by ELainia Ross-Jones, ICJS Teacher Fellow 2022–2023

I teach probability and statistics at the high school level at a project-based, arts-integrated public charter school. At our school, we strive to make sure every student is “Known, Loved, and Inspired.” My work here has driven me to write and implement a curriculum that integrates statistics, storytelling, and social justice. The goal of this curriculum is to teach mathematics in a way that is accessible and equitable for all. This year, that included creating space for interreligious dialogue.  

I give a “My Stats, My Story” assignment at the beginning of the school year. I use it to both introduce the subject of demographics and to get to know students a little better. I start by having students complete a basic form that asks their name, age, race, gender, zip code, and post-secondary plans. I present these to students as the most basic information that they will be asked on any application for a job, housing, credit, passport, etc. After completing the survey, we analyze the data we have collected as a class. Finally, I ask students to write a 1-3 paragraph introduction of themselves, highlighting those demographics (literally I asked the demographics be in bold) and telling their story beyond those basic facts.   

This year, I noticed that a number of students chose to share their religion and religious beliefs in their story. Many of them discussed how their faith guided their behaviors and values, as well as influenced how they were perceived by others. It was then that I realized the need to give voice to those students within the classroom, and I began incorporating interreligious work into my course. 

In the past, I have used storytelling to increase engagement and understanding in my statistics class. We use clips from the movie Amistad and the TV series Roots while studying statistics about the Transatlantic Slave Trade. We’ve had a griot portray historical figures such as Harriet Tubman and Mother Mary Lange while studying the Maryland Census of 1860. We’ve also had students tell the stories of victims of police brutality, such as Philando Castile, while studying the probability of police stops in Baltimore County.
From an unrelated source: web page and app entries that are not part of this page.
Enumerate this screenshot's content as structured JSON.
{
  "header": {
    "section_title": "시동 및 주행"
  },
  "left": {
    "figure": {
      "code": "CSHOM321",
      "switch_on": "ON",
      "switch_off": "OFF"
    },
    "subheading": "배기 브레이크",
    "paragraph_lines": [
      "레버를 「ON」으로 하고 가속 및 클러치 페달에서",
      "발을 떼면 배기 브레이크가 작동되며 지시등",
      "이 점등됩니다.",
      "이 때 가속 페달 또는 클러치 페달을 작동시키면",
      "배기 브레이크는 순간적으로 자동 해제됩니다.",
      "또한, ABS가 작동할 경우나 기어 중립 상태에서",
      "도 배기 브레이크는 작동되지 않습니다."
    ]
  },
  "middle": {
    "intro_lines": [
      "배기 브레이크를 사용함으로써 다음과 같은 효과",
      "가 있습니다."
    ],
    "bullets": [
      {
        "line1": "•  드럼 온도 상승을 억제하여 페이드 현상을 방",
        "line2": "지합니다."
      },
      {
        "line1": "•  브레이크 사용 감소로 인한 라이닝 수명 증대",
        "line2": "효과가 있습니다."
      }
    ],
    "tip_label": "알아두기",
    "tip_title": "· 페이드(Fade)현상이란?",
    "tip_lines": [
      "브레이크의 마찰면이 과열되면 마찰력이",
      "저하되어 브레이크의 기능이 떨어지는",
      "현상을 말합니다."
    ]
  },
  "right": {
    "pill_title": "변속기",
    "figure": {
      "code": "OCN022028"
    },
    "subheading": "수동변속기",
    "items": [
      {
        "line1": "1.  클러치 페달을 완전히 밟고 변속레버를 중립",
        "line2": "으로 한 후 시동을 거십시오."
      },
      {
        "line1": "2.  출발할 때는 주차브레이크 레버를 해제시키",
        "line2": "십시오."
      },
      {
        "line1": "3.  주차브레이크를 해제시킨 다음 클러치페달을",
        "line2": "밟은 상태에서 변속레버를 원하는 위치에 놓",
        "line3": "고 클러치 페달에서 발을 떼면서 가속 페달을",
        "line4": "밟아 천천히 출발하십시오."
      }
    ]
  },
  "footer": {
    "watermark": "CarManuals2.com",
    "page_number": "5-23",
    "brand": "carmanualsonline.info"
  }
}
These stories make the statistics more relevant for students.  

It is important to tell stories because they create learning opportunities that might not otherwise exist. All stories inherently contain morals, themes, and life lessons that students can learn from. Stories also aid in the retention of information. In other words, students remember stories.    

My experience with storytelling through the lens of religion and relationship gave me the space and opportunity to think about how to bring more student voice and reflection into the mathematics classroom. There was one worksop in particular where our ICJS Teachers Fellowship looked at data from the Pew Research Center’s Religious Landscape Study. The data tells a story all by itself. Looking at the data for Baltimore allowed me to look at the city in a different light. The data we viewed tells the story of a highly diverse metropolitan area where the majority of citizens are at least fairly certain there is a God and have a frequent “feeling of spiritual peace and well being.” However, they feel common sense and reason guide their sense of right and wrong, and there isn’t always a clear standard of what is right and wrong.  Looking at these responses, I can see the clear potential for connection and discussion about faith and beliefs. 

Even further, the results of the study open up the conversation for critical analysis of both the statistics and the study. For example, the study shows that 3% of Baltimoreans identify as Jewish and 2% identify as Muslim. These results are beyond surprising considering the history of Jewish communities on the Westside of Baltimore and the growth of the Nation of Islam in Baltimore during the Civil Rights Movement. Results like these open the door to both discussing the history of religious communities in Baltimore and the importance of effective sampling and non-biased collection of data.  

As a result of participating in the ICJS Teachers Fellowship, I have gained the confidence to advocate for interreligious content within my course. Many would argue that conversations like these do not belong in a statistics class. However, this fellowship has shown me not just the opportunity for, but the importance of having these conversations with students in every course. I now know that we should no longer compartmentalize the aspects of our identity that pertain to faith and hide them in the name of formal education and professionalism. Instead, we should teach the whole child, which includes faith and faith connections.  

ELainia Ross-Jones teaches statistics at City Neighbors High School and was a 2022-2023 ICJS Teachers Fellow. Learn more about the ICJS teacher programs for teachers here

Opinions expressed in blog posts by the ICJS Teacher Fellows are solely the author’s. ICJS welcomes a diversity of opinions and perspectives.